About this exercise:
The answer is every record that follows, printed exactly.

(Web page and app entries)
=====

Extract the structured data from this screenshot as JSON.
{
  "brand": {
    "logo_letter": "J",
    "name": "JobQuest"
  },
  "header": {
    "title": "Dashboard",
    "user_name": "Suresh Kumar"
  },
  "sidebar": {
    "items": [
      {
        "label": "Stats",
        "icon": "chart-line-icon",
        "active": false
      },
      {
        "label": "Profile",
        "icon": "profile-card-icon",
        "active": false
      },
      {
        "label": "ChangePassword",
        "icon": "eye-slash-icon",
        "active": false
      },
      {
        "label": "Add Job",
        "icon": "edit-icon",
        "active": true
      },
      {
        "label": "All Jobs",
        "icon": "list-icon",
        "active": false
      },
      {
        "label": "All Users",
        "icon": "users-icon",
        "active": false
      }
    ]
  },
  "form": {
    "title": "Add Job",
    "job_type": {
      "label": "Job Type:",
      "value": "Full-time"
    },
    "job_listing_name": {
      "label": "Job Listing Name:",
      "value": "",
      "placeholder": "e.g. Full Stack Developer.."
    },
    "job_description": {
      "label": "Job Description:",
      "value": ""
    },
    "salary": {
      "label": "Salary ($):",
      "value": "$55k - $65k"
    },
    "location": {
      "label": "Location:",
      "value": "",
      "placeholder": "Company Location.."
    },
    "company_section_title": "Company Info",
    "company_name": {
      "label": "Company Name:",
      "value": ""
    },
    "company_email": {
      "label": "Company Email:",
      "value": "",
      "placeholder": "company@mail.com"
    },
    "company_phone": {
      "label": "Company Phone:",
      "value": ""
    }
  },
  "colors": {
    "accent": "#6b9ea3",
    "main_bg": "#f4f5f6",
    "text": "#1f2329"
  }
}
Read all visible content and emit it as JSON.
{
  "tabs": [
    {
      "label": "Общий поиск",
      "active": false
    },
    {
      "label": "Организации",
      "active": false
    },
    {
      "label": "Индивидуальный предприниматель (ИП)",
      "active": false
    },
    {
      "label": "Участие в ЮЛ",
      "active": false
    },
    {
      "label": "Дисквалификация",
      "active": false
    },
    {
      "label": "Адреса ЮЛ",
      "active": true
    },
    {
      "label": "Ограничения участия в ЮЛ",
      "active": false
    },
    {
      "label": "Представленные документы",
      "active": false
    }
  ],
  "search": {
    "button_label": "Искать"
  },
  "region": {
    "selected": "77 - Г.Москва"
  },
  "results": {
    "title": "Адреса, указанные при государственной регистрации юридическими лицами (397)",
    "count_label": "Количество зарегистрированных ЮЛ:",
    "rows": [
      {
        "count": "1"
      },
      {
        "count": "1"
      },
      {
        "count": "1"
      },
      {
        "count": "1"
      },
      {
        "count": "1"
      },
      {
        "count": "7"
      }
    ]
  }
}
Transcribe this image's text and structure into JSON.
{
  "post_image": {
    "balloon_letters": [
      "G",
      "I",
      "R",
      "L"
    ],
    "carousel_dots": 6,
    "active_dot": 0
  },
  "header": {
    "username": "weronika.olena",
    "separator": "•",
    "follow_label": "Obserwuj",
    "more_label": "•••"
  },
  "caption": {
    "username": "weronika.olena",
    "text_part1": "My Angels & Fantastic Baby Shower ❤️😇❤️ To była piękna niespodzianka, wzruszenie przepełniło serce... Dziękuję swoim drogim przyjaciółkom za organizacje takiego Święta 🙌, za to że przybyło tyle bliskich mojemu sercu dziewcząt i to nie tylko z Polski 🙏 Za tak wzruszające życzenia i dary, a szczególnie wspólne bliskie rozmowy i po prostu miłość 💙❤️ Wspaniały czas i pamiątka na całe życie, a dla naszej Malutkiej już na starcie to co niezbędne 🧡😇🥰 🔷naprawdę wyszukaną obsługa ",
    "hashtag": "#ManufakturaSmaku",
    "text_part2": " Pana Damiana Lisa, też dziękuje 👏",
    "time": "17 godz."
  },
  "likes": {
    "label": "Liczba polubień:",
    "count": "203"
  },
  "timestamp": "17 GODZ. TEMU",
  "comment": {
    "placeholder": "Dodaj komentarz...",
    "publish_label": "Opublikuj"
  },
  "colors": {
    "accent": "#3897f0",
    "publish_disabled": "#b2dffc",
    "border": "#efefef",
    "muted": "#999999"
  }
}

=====

Solution to the problem:
Extract the structured data from this screenshot as JSON.
{
  "brand": {
    "logo_letter": "J",
    "name": "JobQuest"
  },
  "header": {
    "title": "Dashboard",
    "user_name": "Suresh Kumar"
  },
  "sidebar": {
    "items": [
      {
        "label": "Stats",
        "icon": "chart-line-icon",
        "active": false
      },
      {
        "label": "Profile",
        "icon": "profile-card-icon",
        "active": false
      },
      {
        "label": "ChangePassword",
        "icon": "eye-slash-icon",
        "active": false
      },
      {
        "label": "Add Job",
        "icon": "edit-icon",
        "active": true
      },
      {
        "label": "All Jobs",
        "icon": "list-icon",
        "active": false
      },
      {
        "label": "All Users",
        "icon": "users-icon",
        "active": false
      }
    ]
  },
  "form": {
    "title": "Add Job",
    "job_type": {
      "label": "Job Type:",
      "value": "Full-time"
    },
    "job_listing_name": {
      "label": "Job Listing Name:",
      "value": "",
      "placeholder": "e.g. Full Stack Developer.."
    },
    "job_description": {
      "label": "Job Description:",
      "value": ""
    },
    "salary": {
      "label": "Salary ($):",
      "value": "$55k - $65k"
    },
    "location": {
      "label": "Location:",
      "value": "",
      "placeholder": "Company Location.."
    },
    "company_section_title": "Company Info",
    "company_name": {
      "label": "Company Name:",
      "value": ""
    },
    "company_email": {
      "label": "Company Email:",
      "value": "",
      "placeholder": "company@mail.com"
    },
    "company_phone": {
      "label": "Company Phone:",
      "value": ""
    }
  },
  "colors": {
    "accent": "#6b9ea3",
    "main_bg": "#f4f5f6",
    "text": "#1f2329"
  }
}
Read all visible content and emit it as JSON.
{
  "tabs": [
    {
      "label": "Общий поиск",
      "active": false
    },
    {
      "label": "Организации",
      "active": false
    },
    {
      "label": "Индивидуальный предприниматель (ИП)",
      "active": false
    },
    {
      "label": "Участие в ЮЛ",
      "active": false
    },
    {
      "label": "Дисквалификация",
      "active": false
    },
    {
      "label": "Адреса ЮЛ",
      "active": true
    },
    {
      "label": "Ограничения участия в ЮЛ",
      "active": false
    },
    {
      "label": "Представленные документы",
      "active": false
    }
  ],
  "search": {
    "button_label": "Искать"
  },
  "region": {
    "selected": "77 - Г.Москва"
  },
  "results": {
    "title": "Адреса, указанные при государственной регистрации юридическими лицами (397)",
    "count_label": "Количество зарегистрированных ЮЛ:",
    "rows": [
      {
        "count": "1"
      },
      {
        "count": "1"
      },
      {
        "count": "1"
      },
      {
        "count": "1"
      },
      {
        "count": "1"
      },
      {
        "count": "7"
      }
    ]
  }
}
Transcribe this image's text and structure into JSON.
{
  "post_image": {
    "balloon_letters": [
      "G",
      "I",
      "R",
      "L"
    ],
    "carousel_dots": 6,
    "active_dot": 0
  },
  "header": {
    "username": "weronika.olena",
    "separator": "•",
    "follow_label": "Obserwuj",
    "more_label": "•••"
  },
  "caption": {
    "username": "weronika.olena",
    "text_part1": "My Angels & Fantastic Baby Shower ❤️😇❤️ To była piękna niespodzianka, wzruszenie przepełniło serce... Dziękuję swoim drogim przyjaciółkom za organizacje takiego Święta 🙌, za to że przybyło tyle bliskich mojemu sercu dziewcząt i to nie tylko z Polski 🙏 Za tak wzruszające życzenia i dary, a szczególnie wspólne bliskie rozmowy i po prostu miłość 💙❤️ Wspaniały czas i pamiątka na całe życie, a dla naszej Malutkiej już na starcie to co niezbędne 🧡😇🥰 🔷naprawdę wyszukaną obsługa ",
    "hashtag": "#ManufakturaSmaku",
    "text_part2": " Pana Damiana Lisa, też dziękuje 👏",
    "time": "17 godz."
  },
  "likes": {
    "label": "Liczba polubień:",
    "count": "203"
  },
  "timestamp": "17 GODZ. TEMU",
  "comment": {
    "placeholder": "Dodaj komentarz...",
    "publish_label": "Opublikuj"
  },
  "colors": {
    "accent": "#3897f0",
    "publish_disabled": "#b2dffc",
    "border": "#efefef",
    "muted": "#999999"
  }
}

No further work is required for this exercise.